Output every line below exactly, please, omitting pictures.

*** Opening Excerpted data ***

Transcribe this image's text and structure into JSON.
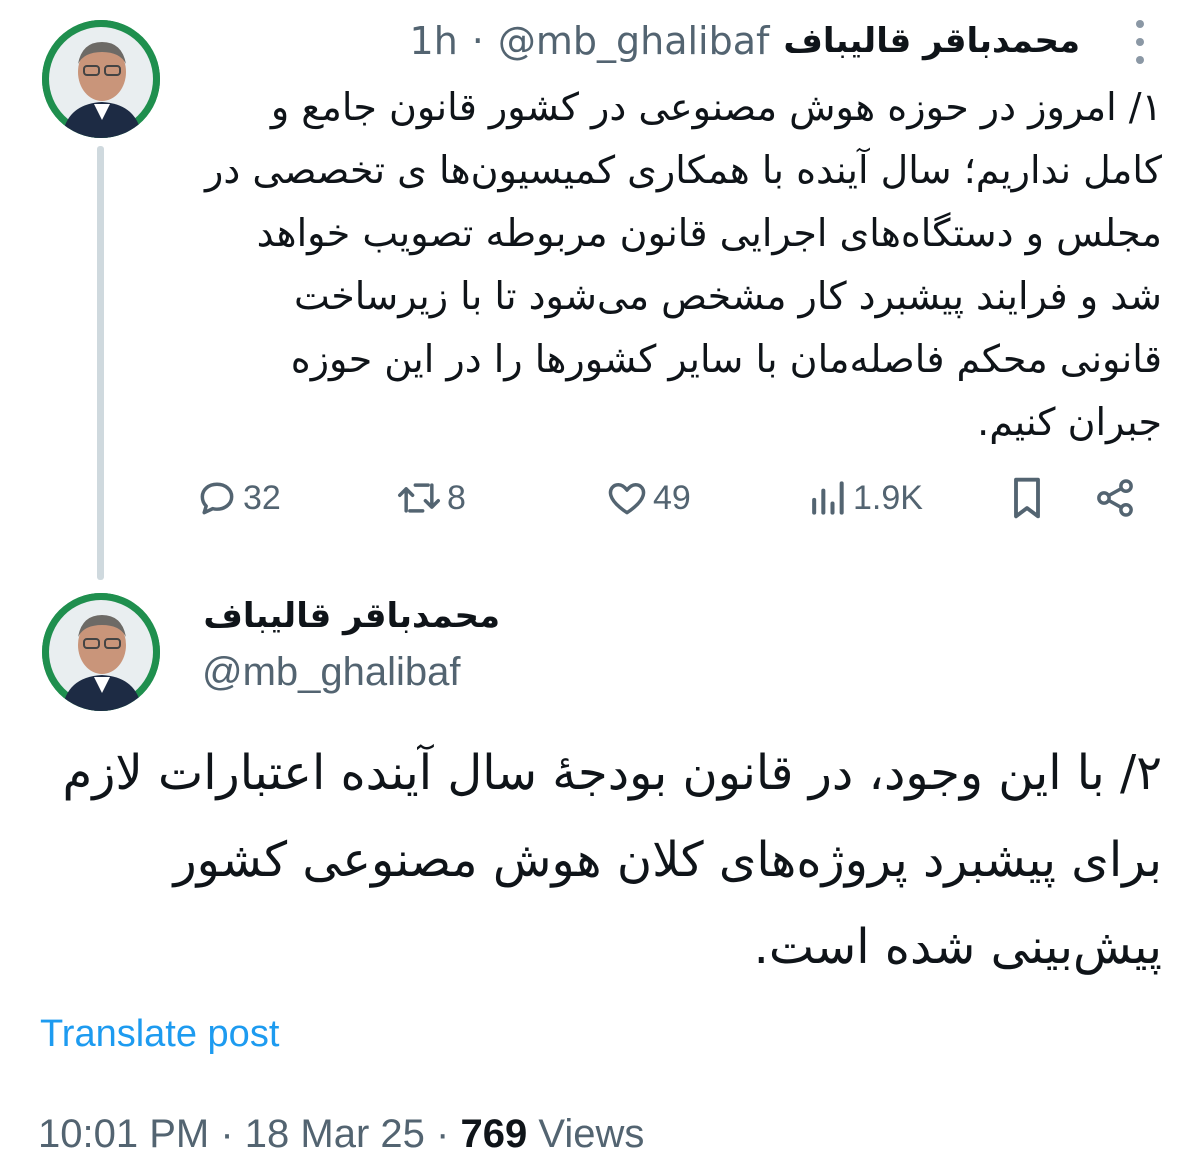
{
  "tweet1": {
    "display_name": "محمدباقر قالیباف",
    "handle": "@mb_ghalibaf",
    "separator": "·",
    "time": "1h",
    "text": "۱/ امروز در حوزه هوش مصنوعی در کشور قانون جامع و کامل نداریم؛ سال آینده با همکاری کمیسیون‌ها ی تخصصی در مجلس و دستگاه‌های اجرایی قانون مربوطه تصویب خواهد شد و فرایند پیشبرد کار مشخص می‌شود تا با زیرساخت قانونی محکم فاصله‌مان با سایر کشورها را در این حوزه جبران کنیم.",
    "actions": {
      "replies": "32",
      "reposts": "8",
      "likes": "49",
      "views": "1.9K"
    }
  },
  "tweet2": {
    "display_name": "محمدباقر قالیباف",
    "handle": "@mb_ghalibaf",
    "text": "۲/ با این وجود، در قانون بودجهٔ سال آینده اعتبارات لازم برای پیشبرد پروژه‌های کلان هوش مصنوعی کشور پیش‌بینی شده است.",
    "translate_label": "Translate post",
    "timestamp_time": "10:01 PM",
    "timestamp_date": "18 Mar 25",
    "separator": "·",
    "views_count": "769",
    "views_label": "Views"
  },
  "colors": {
    "text_primary": "#0f1419",
    "text_secondary": "#536471",
    "link": "#1d9bf0",
    "thread_line": "#cfd9de",
    "avatar_bg": "#1f8f4e"
  },
  "icons": [
    "reply-icon",
    "repost-icon",
    "like-icon",
    "views-icon",
    "bookmark-icon",
    "share-icon",
    "more-icon"
  ]
}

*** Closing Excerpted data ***

Task answer ::
Transcribe this image's text and structure into JSON.
{
  "tweet1": {
    "display_name": "محمدباقر قالیباف",
    "handle": "@mb_ghalibaf",
    "separator": "·",
    "time": "1h",
    "text": "۱/ امروز در حوزه هوش مصنوعی در کشور قانون جامع و کامل نداریم؛ سال آینده با همکاری کمیسیون‌ها ی تخصصی در مجلس و دستگاه‌های اجرایی قانون مربوطه تصویب خواهد شد و فرایند پیشبرد کار مشخص می‌شود تا با زیرساخت قانونی محکم فاصله‌مان با سایر کشورها را در این حوزه جبران کنیم.",
    "actions": {
      "replies": "32",
      "reposts": "8",
      "likes": "49",
      "views": "1.9K"
    }
  },
  "tweet2": {
    "display_name": "محمدباقر قالیباف",
    "handle": "@mb_ghalibaf",
    "text": "۲/ با این وجود، در قانون بودجهٔ سال آینده اعتبارات لازم برای پیشبرد پروژه‌های کلان هوش مصنوعی کشور پیش‌بینی شده است.",
    "translate_label": "Translate post",
    "timestamp_time": "10:01 PM",
    "timestamp_date": "18 Mar 25",
    "separator": "·",
    "views_count": "769",
    "views_label": "Views"
  },
  "colors": {
    "text_primary": "#0f1419",
    "text_secondary": "#536471",
    "link": "#1d9bf0",
    "thread_line": "#cfd9de",
    "avatar_bg": "#1f8f4e"
  },
  "icons": [
    "reply-icon",
    "repost-icon",
    "like-icon",
    "views-icon",
    "bookmark-icon",
    "share-icon",
    "more-icon"
  ]
}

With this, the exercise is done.